[[ THE DATA open ]]

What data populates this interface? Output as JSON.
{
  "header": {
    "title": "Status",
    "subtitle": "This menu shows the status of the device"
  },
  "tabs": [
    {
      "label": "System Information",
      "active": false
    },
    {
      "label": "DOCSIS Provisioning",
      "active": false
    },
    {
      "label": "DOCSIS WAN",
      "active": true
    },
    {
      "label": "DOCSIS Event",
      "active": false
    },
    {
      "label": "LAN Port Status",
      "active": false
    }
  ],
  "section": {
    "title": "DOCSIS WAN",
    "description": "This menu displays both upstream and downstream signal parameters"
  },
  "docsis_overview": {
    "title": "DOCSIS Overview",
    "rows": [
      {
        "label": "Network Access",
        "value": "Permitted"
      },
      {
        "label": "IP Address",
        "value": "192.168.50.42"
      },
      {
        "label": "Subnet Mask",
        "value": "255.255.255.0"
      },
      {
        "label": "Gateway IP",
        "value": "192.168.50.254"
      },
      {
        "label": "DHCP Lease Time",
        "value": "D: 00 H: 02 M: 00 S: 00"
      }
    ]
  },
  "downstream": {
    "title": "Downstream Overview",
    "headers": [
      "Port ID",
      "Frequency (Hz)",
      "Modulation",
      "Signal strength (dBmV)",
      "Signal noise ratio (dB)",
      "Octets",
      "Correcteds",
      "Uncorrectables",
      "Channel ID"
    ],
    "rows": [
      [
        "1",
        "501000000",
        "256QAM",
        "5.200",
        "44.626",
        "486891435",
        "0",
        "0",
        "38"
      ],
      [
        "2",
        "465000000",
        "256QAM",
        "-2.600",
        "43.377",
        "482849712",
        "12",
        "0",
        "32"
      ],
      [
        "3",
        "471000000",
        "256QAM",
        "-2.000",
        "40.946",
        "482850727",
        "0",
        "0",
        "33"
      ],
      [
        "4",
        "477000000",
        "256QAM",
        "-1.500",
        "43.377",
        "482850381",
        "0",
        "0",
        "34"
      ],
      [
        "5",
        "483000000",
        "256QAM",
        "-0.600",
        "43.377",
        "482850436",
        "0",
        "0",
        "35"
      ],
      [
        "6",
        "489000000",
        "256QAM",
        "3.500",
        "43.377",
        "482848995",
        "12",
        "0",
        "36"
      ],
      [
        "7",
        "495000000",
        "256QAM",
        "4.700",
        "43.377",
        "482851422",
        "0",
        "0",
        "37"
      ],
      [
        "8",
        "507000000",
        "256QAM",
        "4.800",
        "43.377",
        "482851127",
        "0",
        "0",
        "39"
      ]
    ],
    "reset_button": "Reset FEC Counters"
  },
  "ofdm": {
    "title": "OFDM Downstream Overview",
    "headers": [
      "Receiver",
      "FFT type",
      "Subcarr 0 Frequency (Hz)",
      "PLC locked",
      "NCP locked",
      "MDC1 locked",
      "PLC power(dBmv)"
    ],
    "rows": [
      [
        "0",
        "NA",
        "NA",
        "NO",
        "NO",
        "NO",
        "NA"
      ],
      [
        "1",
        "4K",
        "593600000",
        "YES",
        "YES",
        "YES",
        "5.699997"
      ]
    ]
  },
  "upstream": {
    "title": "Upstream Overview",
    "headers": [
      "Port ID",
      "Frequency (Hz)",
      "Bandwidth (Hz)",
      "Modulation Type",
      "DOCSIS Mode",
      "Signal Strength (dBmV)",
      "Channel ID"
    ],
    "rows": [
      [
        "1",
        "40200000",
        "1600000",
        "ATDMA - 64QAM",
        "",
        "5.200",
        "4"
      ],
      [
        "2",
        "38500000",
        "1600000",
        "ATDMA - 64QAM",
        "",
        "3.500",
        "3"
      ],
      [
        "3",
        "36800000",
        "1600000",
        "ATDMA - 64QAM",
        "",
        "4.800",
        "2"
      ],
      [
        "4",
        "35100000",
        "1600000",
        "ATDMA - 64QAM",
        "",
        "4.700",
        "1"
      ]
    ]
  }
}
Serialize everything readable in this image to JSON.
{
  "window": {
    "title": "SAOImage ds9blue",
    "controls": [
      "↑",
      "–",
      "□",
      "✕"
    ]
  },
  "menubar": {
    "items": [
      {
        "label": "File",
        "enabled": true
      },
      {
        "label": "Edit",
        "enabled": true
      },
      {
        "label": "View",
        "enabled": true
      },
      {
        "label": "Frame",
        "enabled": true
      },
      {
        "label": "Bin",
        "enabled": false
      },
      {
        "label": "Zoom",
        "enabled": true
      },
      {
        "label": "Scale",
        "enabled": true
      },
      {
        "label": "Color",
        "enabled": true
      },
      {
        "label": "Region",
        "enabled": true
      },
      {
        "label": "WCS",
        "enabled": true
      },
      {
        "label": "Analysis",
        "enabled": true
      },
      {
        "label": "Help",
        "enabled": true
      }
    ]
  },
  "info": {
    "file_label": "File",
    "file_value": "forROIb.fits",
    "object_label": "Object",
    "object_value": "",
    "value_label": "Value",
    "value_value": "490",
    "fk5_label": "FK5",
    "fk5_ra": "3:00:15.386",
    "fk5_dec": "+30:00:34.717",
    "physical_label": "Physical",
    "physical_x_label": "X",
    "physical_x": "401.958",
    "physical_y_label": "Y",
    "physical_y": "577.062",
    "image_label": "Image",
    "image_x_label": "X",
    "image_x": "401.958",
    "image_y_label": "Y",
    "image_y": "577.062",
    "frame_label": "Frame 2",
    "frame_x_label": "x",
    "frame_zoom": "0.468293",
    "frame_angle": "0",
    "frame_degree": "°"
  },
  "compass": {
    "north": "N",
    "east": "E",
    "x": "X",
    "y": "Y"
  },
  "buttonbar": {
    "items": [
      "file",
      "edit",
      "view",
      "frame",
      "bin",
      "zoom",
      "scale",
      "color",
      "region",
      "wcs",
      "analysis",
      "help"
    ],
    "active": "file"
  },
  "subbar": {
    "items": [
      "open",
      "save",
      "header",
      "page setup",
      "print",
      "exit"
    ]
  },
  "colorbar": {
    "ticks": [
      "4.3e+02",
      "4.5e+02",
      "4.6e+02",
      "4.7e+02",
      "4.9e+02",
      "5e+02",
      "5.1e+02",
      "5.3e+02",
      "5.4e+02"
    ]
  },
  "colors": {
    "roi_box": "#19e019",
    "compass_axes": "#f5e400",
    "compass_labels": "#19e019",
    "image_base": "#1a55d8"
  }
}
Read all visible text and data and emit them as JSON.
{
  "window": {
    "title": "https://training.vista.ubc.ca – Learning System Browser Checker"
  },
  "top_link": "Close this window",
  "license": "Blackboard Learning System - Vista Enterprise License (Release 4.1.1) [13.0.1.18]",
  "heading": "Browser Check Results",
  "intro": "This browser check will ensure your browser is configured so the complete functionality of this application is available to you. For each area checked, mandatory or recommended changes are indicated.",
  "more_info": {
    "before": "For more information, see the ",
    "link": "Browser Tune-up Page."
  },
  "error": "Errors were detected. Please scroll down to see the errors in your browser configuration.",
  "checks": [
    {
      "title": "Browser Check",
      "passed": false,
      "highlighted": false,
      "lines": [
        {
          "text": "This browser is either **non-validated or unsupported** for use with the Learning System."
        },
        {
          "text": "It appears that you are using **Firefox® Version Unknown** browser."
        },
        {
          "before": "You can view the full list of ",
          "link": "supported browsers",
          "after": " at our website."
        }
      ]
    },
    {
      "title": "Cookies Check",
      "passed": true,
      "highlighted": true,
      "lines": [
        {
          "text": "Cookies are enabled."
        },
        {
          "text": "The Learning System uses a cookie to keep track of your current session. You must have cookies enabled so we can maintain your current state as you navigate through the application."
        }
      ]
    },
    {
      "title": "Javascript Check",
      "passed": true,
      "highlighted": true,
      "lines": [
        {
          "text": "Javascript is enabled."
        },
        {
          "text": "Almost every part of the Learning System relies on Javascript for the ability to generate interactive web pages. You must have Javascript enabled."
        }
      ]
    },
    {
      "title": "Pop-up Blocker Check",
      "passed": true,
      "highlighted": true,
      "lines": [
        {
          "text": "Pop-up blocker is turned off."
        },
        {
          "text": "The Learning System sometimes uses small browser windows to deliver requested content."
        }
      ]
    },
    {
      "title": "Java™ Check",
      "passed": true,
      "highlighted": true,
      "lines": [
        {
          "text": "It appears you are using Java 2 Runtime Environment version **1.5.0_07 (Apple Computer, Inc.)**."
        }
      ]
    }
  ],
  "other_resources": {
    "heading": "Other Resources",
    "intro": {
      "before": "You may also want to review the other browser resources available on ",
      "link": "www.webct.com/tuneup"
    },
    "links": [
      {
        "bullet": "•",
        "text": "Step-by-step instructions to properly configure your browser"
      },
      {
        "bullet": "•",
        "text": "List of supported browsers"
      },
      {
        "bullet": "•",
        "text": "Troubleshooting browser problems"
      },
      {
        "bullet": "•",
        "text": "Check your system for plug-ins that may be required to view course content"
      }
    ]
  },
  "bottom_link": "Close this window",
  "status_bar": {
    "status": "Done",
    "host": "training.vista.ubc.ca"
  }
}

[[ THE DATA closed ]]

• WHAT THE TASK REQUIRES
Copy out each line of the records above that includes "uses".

• RESPONSE
          "text": "The Learning System uses a cookie to keep track of your current session. You must have cookies enabled so we can maintain your current state as you navigate through the application."
          "text": "The Learning System sometimes uses small browser windows to deliver requested content."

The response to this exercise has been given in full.